N Korean leader Kim Jong Il arrives in Russia
Russia and North Korea both announced Friday that Moscow was providing food assistance to the North.
Moscow: North Korean leader Kim Jong Il arrived in Russia on Saturday and will meet with President Dmitry Medvedev during his visit, the Kremlin said.
North Korea’s state news agency did not specify a meeting with Medvedev but said that Kim’s visit was at the invitation of the Russian President.
It is Kim’s first trip to Russia since 2002 and is the latest sign that North Korea is trying to reach out in an effort to secure aid and restart stalled nuclear disarmament talks.
South Korean officials reported that Kim’s train had arrived in the Russian border city of Khasan, but the first confirmation that Kim was in Russia came in statements issued simultaneously by the Kremlin and North Korea’s official news agency.
Kim will visit the Far East region of Russia and travel west to Siberia, the Kremlin and North Korea’s official Korean Central News Agency said.
KCNA said in an English dispatch that “top leaders” of the two countries would meet. There were no details on how long Kim’s trip would last or when a meeting would take place.
On his first trip to Russia in 2001, Kim made a 24-day train trek across the country. His trip the following year was limited to the Far East and lasted four days.
Russia and North Korea both announced Friday that Moscow was providing food assistance to the North. And North Korea said earlier this week that Medvedev sent a letter calling for greater energy cooperation among Russia and the two Koreas, saying it would enhance regional security.
Russia’s Foreign Minister also said Moscow was in talks with Pyongyang and Seoul separately on putting gas pipes through the Korean peninsula.
Russia and North Korea maintain cordial ties, though they are not as close as they were in Soviet times, when Moscow provided significant aid and support to Pyongyang. Moscow is a member of six-party forum aimed at persuading North Korea to abandon its nuclear programs in exchange for aid and security guarantees.

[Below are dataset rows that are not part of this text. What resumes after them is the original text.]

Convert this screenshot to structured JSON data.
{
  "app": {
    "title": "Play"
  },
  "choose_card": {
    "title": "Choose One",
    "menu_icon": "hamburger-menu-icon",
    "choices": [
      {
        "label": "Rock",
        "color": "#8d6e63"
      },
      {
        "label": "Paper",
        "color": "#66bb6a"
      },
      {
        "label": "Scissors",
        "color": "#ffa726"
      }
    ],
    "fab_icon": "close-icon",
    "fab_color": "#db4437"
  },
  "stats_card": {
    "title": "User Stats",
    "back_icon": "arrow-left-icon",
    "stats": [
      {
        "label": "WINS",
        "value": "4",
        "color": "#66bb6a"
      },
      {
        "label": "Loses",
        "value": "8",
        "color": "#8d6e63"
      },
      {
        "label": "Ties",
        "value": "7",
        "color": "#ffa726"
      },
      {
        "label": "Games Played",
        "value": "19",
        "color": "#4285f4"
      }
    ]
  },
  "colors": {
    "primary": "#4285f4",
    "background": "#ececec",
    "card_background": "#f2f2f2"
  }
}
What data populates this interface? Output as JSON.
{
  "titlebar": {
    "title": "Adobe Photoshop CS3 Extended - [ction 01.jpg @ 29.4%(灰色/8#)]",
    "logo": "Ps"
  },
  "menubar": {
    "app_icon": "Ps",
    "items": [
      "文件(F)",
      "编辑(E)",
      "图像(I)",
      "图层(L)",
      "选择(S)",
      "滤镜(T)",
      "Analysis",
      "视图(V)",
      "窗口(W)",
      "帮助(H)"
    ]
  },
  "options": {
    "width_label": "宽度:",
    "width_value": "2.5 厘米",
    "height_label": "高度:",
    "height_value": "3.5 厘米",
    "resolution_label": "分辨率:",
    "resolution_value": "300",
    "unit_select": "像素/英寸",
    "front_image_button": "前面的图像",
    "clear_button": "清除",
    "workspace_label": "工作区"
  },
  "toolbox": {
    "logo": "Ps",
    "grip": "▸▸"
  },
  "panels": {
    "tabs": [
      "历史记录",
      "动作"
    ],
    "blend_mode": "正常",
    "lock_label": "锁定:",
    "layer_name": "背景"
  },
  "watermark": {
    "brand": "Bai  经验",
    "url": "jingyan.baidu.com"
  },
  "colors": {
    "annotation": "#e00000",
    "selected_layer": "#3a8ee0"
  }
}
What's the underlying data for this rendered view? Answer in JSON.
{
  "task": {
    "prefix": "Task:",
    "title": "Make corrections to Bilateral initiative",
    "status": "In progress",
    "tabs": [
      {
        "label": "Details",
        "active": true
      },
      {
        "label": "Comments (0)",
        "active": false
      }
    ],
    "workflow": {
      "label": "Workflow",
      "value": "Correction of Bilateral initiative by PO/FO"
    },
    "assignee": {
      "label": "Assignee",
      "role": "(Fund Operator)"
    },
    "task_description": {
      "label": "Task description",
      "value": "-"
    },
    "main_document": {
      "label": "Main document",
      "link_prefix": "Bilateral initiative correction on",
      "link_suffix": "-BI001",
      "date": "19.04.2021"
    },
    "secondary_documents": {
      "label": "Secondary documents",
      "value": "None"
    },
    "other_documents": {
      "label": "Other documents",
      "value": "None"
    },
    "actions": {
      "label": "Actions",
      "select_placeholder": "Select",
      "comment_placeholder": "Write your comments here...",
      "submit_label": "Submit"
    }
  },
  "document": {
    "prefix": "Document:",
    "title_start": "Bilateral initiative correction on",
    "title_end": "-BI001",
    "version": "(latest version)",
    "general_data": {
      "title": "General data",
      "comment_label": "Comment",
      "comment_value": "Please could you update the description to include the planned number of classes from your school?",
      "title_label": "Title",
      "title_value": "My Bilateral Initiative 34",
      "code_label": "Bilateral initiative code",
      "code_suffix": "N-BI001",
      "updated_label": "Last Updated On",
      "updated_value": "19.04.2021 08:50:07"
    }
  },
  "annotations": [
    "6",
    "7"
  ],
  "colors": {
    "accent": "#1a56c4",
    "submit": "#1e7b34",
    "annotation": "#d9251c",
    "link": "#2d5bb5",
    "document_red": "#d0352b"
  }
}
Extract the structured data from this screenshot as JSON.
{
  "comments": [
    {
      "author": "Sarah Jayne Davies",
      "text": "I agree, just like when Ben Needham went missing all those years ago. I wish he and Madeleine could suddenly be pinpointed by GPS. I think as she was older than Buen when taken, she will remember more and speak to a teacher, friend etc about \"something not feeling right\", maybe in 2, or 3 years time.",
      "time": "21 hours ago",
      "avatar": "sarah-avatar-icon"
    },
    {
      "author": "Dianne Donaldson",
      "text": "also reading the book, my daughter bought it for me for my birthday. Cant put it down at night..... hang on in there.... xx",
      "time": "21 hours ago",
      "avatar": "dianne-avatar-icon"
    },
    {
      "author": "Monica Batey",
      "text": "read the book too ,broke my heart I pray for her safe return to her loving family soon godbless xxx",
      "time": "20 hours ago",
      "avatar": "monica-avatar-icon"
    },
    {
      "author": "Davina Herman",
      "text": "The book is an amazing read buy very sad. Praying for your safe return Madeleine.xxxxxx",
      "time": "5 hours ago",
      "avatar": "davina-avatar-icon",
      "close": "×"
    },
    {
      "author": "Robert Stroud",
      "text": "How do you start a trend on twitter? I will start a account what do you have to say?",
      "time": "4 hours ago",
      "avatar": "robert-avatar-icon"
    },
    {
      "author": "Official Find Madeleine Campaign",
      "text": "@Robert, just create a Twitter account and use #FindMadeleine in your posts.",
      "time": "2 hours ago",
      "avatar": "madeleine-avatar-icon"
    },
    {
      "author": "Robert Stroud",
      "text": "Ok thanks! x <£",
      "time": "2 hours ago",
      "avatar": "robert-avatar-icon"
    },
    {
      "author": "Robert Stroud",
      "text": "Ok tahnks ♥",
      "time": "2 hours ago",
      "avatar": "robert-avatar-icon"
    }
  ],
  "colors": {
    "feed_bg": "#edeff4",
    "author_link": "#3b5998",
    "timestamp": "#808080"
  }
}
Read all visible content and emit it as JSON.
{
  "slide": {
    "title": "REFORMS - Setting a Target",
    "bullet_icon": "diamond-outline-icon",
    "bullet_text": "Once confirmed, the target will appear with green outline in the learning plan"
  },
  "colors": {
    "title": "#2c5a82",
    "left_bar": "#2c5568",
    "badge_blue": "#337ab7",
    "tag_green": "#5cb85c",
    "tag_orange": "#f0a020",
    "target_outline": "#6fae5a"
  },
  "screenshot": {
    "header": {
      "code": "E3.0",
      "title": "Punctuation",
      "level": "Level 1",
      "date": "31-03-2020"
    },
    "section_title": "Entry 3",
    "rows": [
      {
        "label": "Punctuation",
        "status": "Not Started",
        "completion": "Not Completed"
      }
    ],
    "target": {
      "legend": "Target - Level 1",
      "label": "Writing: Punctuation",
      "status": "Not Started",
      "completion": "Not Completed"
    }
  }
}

Last month, a senior North Korean diplomat visited New York to discuss ways to resume six-nation talks last held in December 2008. The discussions came after the nuclear envoys of the Koreas met in Indonesia for talks.